3. What is Assisted Hatching? Assisted Hatching is a procedure that is performed to enhance pregnancy rates with IVF. The technique involves the creation of a small opening in the "zona pellucida", or "shell" of the early embryo. Consequently, the embryo can more easily "hatch", a necessary prerequisite for implantation and pregnancy. This procedure is used very successfully at the Southeastern Fertility Center, but is not appropriate for all patients. Also, the experience and technique of the IVF laboratory team is critical in order to prevent embryo damage and other complications. 4. Does being overweight affect my fertility? Obesity can negatively affect one's fertility, and the more obese one is, the greater the negative effects. Class I obesity is defined as a body mass index (BMI) greater than or equal to 30 but less than 35. Class II obesity is defined as a BMI greater than or equal to 35 but less than 40. Class III obesity is defined as a BMI greater than or equal to 40. Fertility can be improved with even a 5-10% loss of one's initial weight. 5. What is Blastocyst transfer? "Blastocyst transfer" refers to replacement of the embryo into the wife's uterus at a more advanced stage of development called the blastocyst stage. Blastocyst transfer results in generally higher implantation and pregnancy rates than earlier stage transfer, because it 'culls out' embryos that will not survive. However, blastocyst transfer requires superb culture systems and techniques that are not available at all ART centers. For this and other reasons, blastocyst transfer is not routinely recommended for all patients. The Southeastern Fertility Center is fortunate to have outstanding success with its blastocyst transfer program.
Why choose the Southeastern Fertility Center for IVF?
6. Why choose the Southeastern Fertility Center for IVF? For many reasons! Obviously, success rates, as defined in our IVF page, are the most important consideration. No ART program in the region offers success rates that are superior to ours. Cost is another important consideration. By using an efficient clustering of IVF cycles, we maintain costs far below the national averages despite success rates that are approximately twice as high! Other programs, which claim low costs, often achieve this at the expense of inferior pregnancy rates.
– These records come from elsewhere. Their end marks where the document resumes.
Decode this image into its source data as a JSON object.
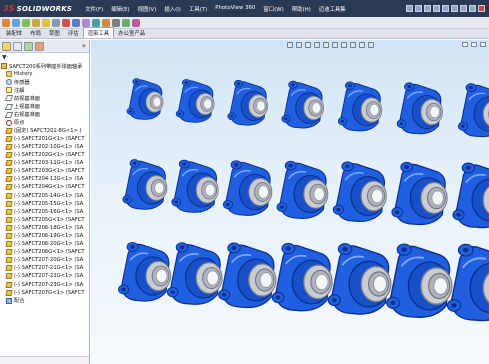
{
  "app": {
    "name": "SOLIDWORKS",
    "menu": [
      "文件(F)",
      "编辑(E)",
      "视图(V)",
      "插入(I)",
      "工具(T)",
      "PhotoView 360",
      "窗口(W)",
      "帮助(H)",
      "迈迪工具集"
    ]
  },
  "command_tabs": {
    "items": [
      "装配体",
      "布局",
      "草图",
      "评估",
      "渲染工具",
      "办公室产品"
    ],
    "active_index": 4
  },
  "feature_tree": {
    "filter_icon": "filter-icon",
    "root": "SAFCT200系列带座外球面轴承",
    "fixed_items": [
      {
        "icon": "folder",
        "label": "History"
      },
      {
        "icon": "sensor",
        "label": "传感器"
      },
      {
        "icon": "anno",
        "label": "注解"
      },
      {
        "icon": "plane",
        "label": "前视基准面"
      },
      {
        "icon": "plane",
        "label": "上视基准面"
      },
      {
        "icon": "plane",
        "label": "右视基准面"
      },
      {
        "icon": "origin",
        "label": "原点"
      }
    ],
    "components": [
      "(固定) SAFCT201-8G<1> (",
      "(-) SAFCT201G<1> (SAFCT",
      "(-) SAFCT202-10G<1> (SA",
      "(-) SAFCT202G<1> (SAFCT",
      "(-) SAFCT203-11G<1> (SA",
      "(-) SAFCT203G<1> (SAFCT",
      "(-) SAFCT204-12G<1> (SA",
      "(-) SAFCT204G<1> (SAFCT",
      "(-) SAFCT205-14G<1> (SA",
      "(-) SAFCT205-15G<1> (SA",
      "(-) SAFCT205-16G<1> (SA",
      "(-) SAFCT205G<1> (SAFCT",
      "(-) SAFCT206-18G<1> (SA",
      "(-) SAFCT206-19G<1> (SA",
      "(-) SAFCT206-20G<1> (SA",
      "(-) SAFCT206G<1> (SAFCT",
      "(-) SAFCT207-20G<1> (SA",
      "(-) SAFCT207-21G<1> (SA",
      "(-) SAFCT207-22G<1> (SA",
      "(-) SAFCT207-23G<1> (SA",
      "(-) SAFCT207G<1> (SAFCT"
    ],
    "mates": "配合"
  },
  "scene": {
    "rows": [
      {
        "count": 7
      },
      {
        "count": 7
      },
      {
        "count": 7
      }
    ],
    "colors": {
      "housing": "#1f5fe0",
      "housing_dark": "#0b2f8a",
      "bearing": "#c9ccd2",
      "bore": "#f4f5f7",
      "background_top": "#cfe4f5",
      "background_bottom": "#f6fafd"
    }
  }
}
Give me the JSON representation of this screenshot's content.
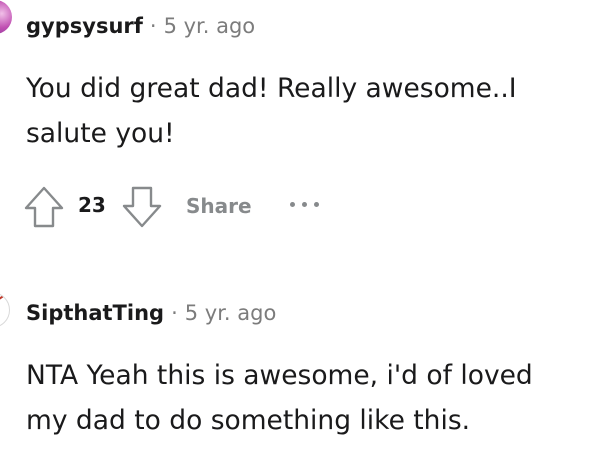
{
  "comments": [
    {
      "username": "gypsysurf",
      "separator": "·",
      "time": "5 yr. ago",
      "lines": [
        "You did great dad! Really awesome..I",
        "salute you!"
      ],
      "score": "23",
      "share_label": "Share",
      "upvote_icon": "arrow-up-icon",
      "downvote_icon": "arrow-down-icon",
      "more_icon": "ellipsis-icon"
    },
    {
      "username": "SipthatTing",
      "separator": "·",
      "time": "5 yr. ago",
      "lines": [
        "NTA Yeah this is awesome, i'd of loved",
        "my dad to do something like this."
      ]
    }
  ]
}
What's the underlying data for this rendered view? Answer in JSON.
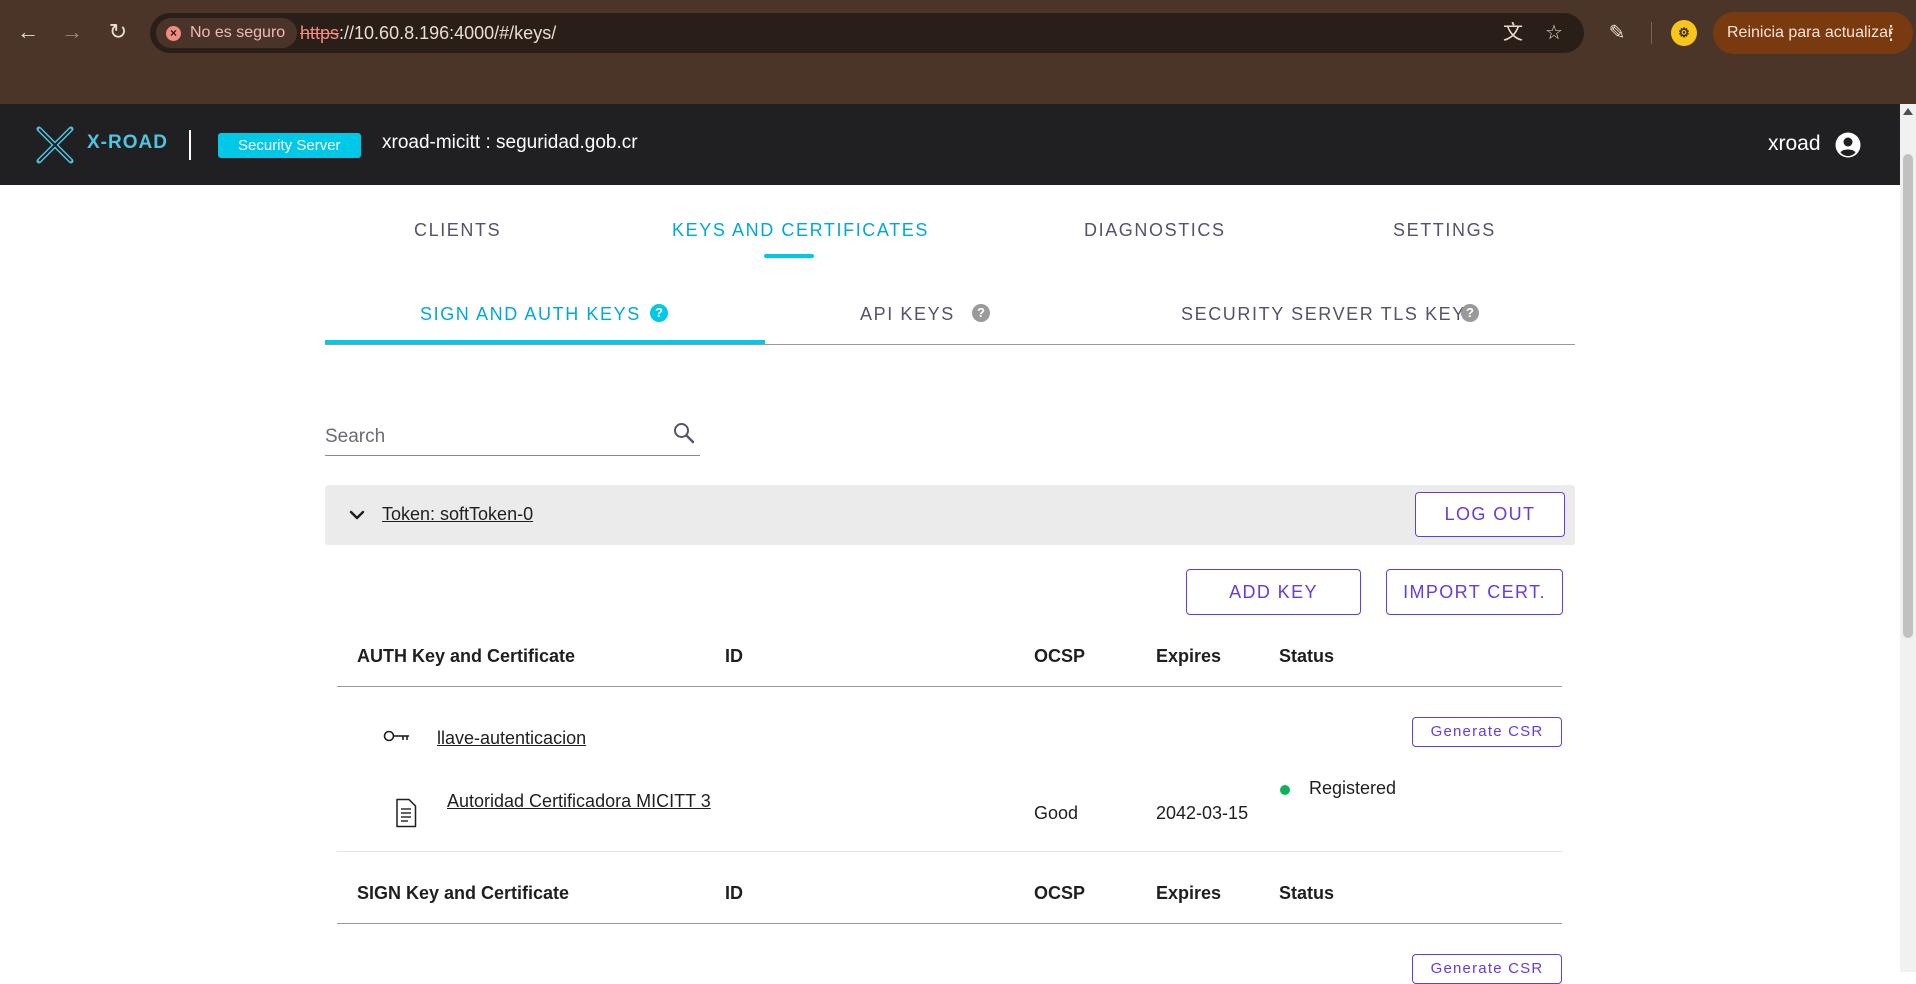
{
  "browser": {
    "security_label": "No es seguro",
    "url_scheme": "https",
    "url_rest": "://10.60.8.196:4000/#/keys/",
    "update_label": "Reinicia para actualizar"
  },
  "header": {
    "logo_text": "X-ROAD",
    "server_chip": "Security Server",
    "server_name": "xroad-micitt : seguridad.gob.cr",
    "user_name": "xroad"
  },
  "main_tabs": [
    {
      "label": "CLIENTS"
    },
    {
      "label": "KEYS AND CERTIFICATES",
      "active": true
    },
    {
      "label": "DIAGNOSTICS"
    },
    {
      "label": "SETTINGS"
    }
  ],
  "sub_tabs": [
    {
      "label": "SIGN AND AUTH KEYS",
      "active": true
    },
    {
      "label": "API KEYS"
    },
    {
      "label": "SECURITY SERVER TLS KEY"
    }
  ],
  "search": {
    "placeholder": "Search"
  },
  "token": {
    "name": "Token: softToken-0",
    "logout_label": "LOG OUT",
    "add_key_label": "ADD KEY",
    "import_cert_label": "IMPORT CERT."
  },
  "auth_table": {
    "headers": [
      "AUTH Key and Certificate",
      "ID",
      "OCSP",
      "Expires",
      "Status"
    ],
    "key_name": "llave-autenticacion",
    "generate_csr_label": "Generate CSR",
    "cert": {
      "name": "Autoridad Certificadora MICITT 3",
      "ocsp": "Good",
      "expires": "2042-03-15",
      "status": "Registered"
    }
  },
  "sign_table": {
    "headers": [
      "SIGN Key and Certificate",
      "ID",
      "OCSP",
      "Expires",
      "Status"
    ],
    "generate_csr_label": "Generate CSR"
  },
  "colors": {
    "accent": "#00c9e8",
    "primary": "#663cdc",
    "header_bg": "#201f21",
    "status_registered": "#0fb25a"
  }
}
Convenience is another factor. "Satellite" Programs that send patients to other cities for their egg retrieval and embryo transfers are inherently inconvenient, and substantially increase the cost of an IVF cycle.

The experience and credentials of the ART team are also crucial. The Southeastern Fertility Center's ART program is the only program in the region directed by a board certified specialist in reproductive endocrinology and infertility. Our laboratory team has the experience of thousands of IVF cycles from centers around the country. Our laboratory director is a fully trained and certified Ph.D. embryologist, not a physician or technician who learned IVF at a weekend seminar.

Finally, our patients are routinely impressed by our personal, caring staff and the intimate, confidential atmosphere of our office. This is in sharp contrast to some of the large IVF "mills" that they may have previously encountered.
7. Do you offer a money-back guarantee? No! We consider such offers to be largely unethical. If one examines these programs carefully, it is apparent that the conditions and screening procedures used to accept patients are biased in favor of selecting patients with a good prognosis. As such, a clinic can easily double its profits with such programs. Consideration for our patients will not allow us to profit unfairly from their difficulties. 8. When do I need to be evaluated for infertility? In general, if a couple has had unprotected intercourse for one year, an evaluation should be performed. However, couples with irregular cycles, a history of tubal or pelvic infection, and those over the age of 35 should be evaluated after 6 months of unsuccessful efforts. 9. "I'm trying to get pregnant." Please see 10. "I'm having miscarriages." Please see 11. "I'm having pelvic pain." Please see 12. "I think I need surgery." Please see 13. "I think I need IVF." Please see 14. "I'm having irregular cycles." Please see 15. "I think I have hormonal problems." Please see 16. "I have other questions." Please see